I am certain that Davefairtex is correct in this paragraph from his second comment above;

I do think there is a group-think both here, and in other places, that holds the Fed itself personally responsible whenever gold moves in a direction they don't expect - I suspect from ignorance of how downright cranky the market can be most of the time, and how adept it is at disappointing the largest possible number of participants.  Anyone who has had their stops run on the various other instruments knows what I'm talking about.  The market is a vicious place designed to manipulate people emotionally and siphon off as much money as possible.  That's just how it works, at least in my experience.  (If "the market" behaved in an easily understood way, we'd all be zillionaires sitting on a beach somewhere, and money would be as easy to make in the market as most imagine it should be.  Alas, its not.
And all of us holding dollars, or dollar-denominated pensions, or dollar denominated bonds will, in the end, be the largest (possible) number of participants to ever be fleeced at once in any market in history.... remember.. not one man in a million.
“Lenin is said to have declared that the best way to destroy the capitalist system was to debauch the currency. By a continuing process of inflation, governments can confiscate, secretly and unobserved, an important part of the wealth of their citizens. By this method they not only confiscate, but they confiscate arbitrarily; and, while the process impoverishes many, it actually enriches some. The sight of this arbitrary rearrangement of riches strikes not only at security, but at confidence in the equity of the existing distribution of wealth. There is no subtler, no surer means of overturning the existing basis of society than to debauch the currency. The process engages all the hidden forces of economic law on the side of destruction, and does it in a manner which not one man in a million is able to diagnose.”
- John Maynard Keynes

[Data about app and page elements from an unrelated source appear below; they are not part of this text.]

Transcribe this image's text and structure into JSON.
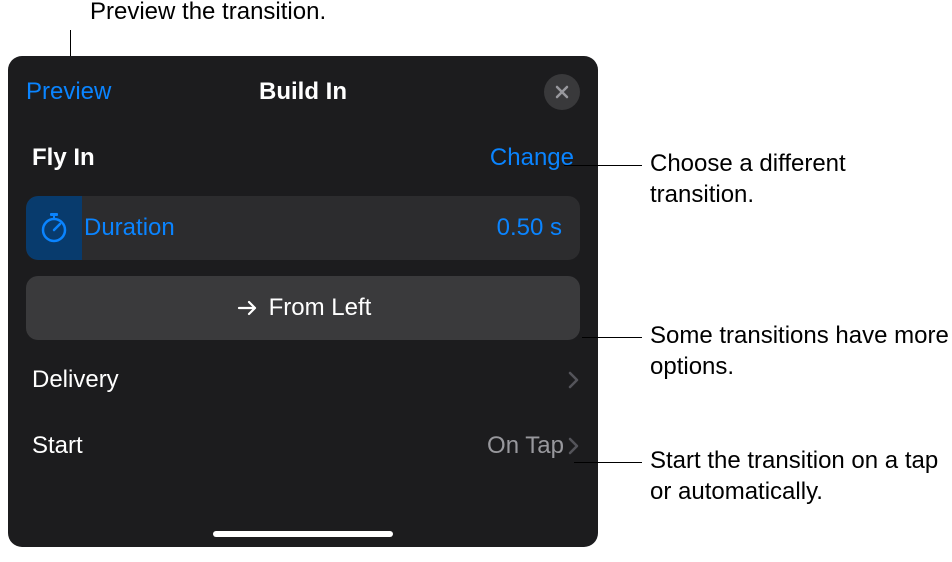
{
  "callouts": {
    "top": "Preview the transition.",
    "change": "Choose a different transition.",
    "direction": "Some transitions have more options.",
    "start": "Start the transition on a tap or automatically."
  },
  "header": {
    "preview_label": "Preview",
    "title": "Build In"
  },
  "transition": {
    "name": "Fly In",
    "change_label": "Change"
  },
  "duration": {
    "label": "Duration",
    "value": "0.50 s"
  },
  "direction": {
    "label": "From Left"
  },
  "rows": {
    "delivery_label": "Delivery",
    "start_label": "Start",
    "start_value": "On Tap"
  }
}
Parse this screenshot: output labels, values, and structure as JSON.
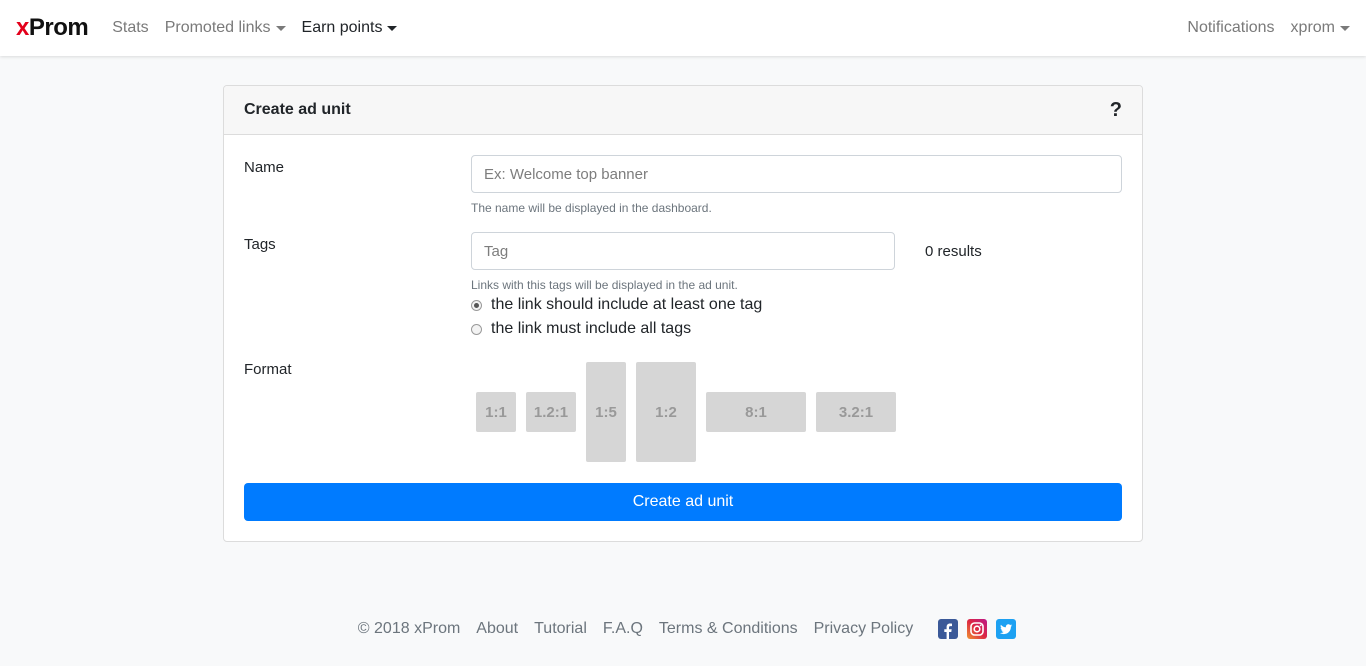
{
  "navbar": {
    "brand_x": "x",
    "brand_rest": "Prom",
    "links": [
      {
        "label": "Stats"
      },
      {
        "label": "Promoted links"
      },
      {
        "label": "Earn points"
      }
    ],
    "notifications": "Notifications",
    "user": "xprom"
  },
  "card": {
    "title": "Create ad unit",
    "help": "?",
    "name_label": "Name",
    "name_placeholder": "Ex: Welcome top banner",
    "name_help": "The name will be displayed in the dashboard.",
    "tags_label": "Tags",
    "tags_placeholder": "Tag",
    "tags_results": "0 results",
    "tags_help": "Links with this tags will be displayed in the ad unit.",
    "radio_any": "the link should include at least one tag",
    "radio_all": "the link must include all tags",
    "format_label": "Format",
    "formats": [
      "1:1",
      "1.2:1",
      "1:5",
      "1:2",
      "8:1",
      "3.2:1"
    ],
    "submit": "Create ad unit"
  },
  "footer": {
    "copyright": "© 2018 xProm",
    "links": [
      "About",
      "Tutorial",
      "F.A.Q",
      "Terms & Conditions",
      "Privacy Policy"
    ]
  },
  "colors": {
    "primary": "#007bff",
    "brand_red": "#e3001b",
    "facebook": "#3b5998",
    "twitter": "#1da1f2"
  }
}
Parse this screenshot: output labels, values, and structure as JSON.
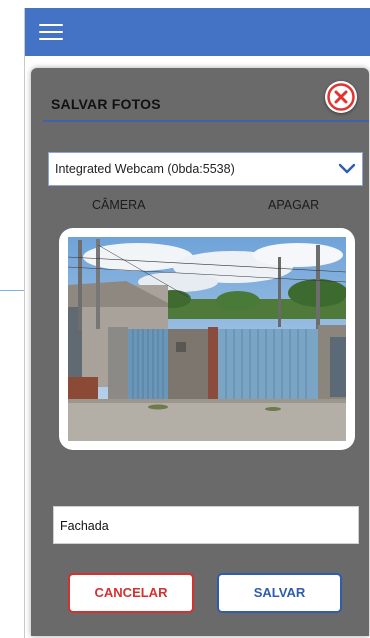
{
  "header": {
    "menu_icon": "hamburger-icon"
  },
  "dialog": {
    "title": "SALVAR FOTOS",
    "close_icon": "close-icon",
    "camera_select": {
      "value": "Integrated Webcam (0bda:5538)",
      "icon": "chevron-down-icon"
    },
    "camera_button": "CÂMERA",
    "delete_button": "APAGAR",
    "photo": {
      "subject": "captured photo of building facade with blue gates"
    },
    "description_input": {
      "value": "Fachada"
    },
    "cancel_button": "CANCELAR",
    "save_button": "SALVAR"
  },
  "colors": {
    "header": "#4472c4",
    "dialog_bg": "#6a6a6a",
    "accent_blue": "#2f5dae",
    "danger_red": "#d6312e"
  }
}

being bought by the Central Banks?  If not, then we should all understand that, Gold is money.  Central Banks only deal in debt (money) and Gold (money)…correct?  And don't give me the argument that the horrid assets that they've bought are something other than debt (bad money)…doesn't fly.Again I ask:  Is there another commodity that the Central Banks are known to have bought?

[quote=LogansRun]Again I ask:  Is there another commodity that the Central Banks are known to have bought?
I hate having to answer this. They buy all kinds of crap from the banks. They're recently into buying bad mortgages. Does that turn bad mortgages into money? (Hell NO!)
Gold has always been money. Gold has always been a metal. Metals are commodities. Gold is a commodity and the best money. Which is it? It all depends on your view. The price is variable, but the value is not. Economic theory suggests the highest and best use will triumph.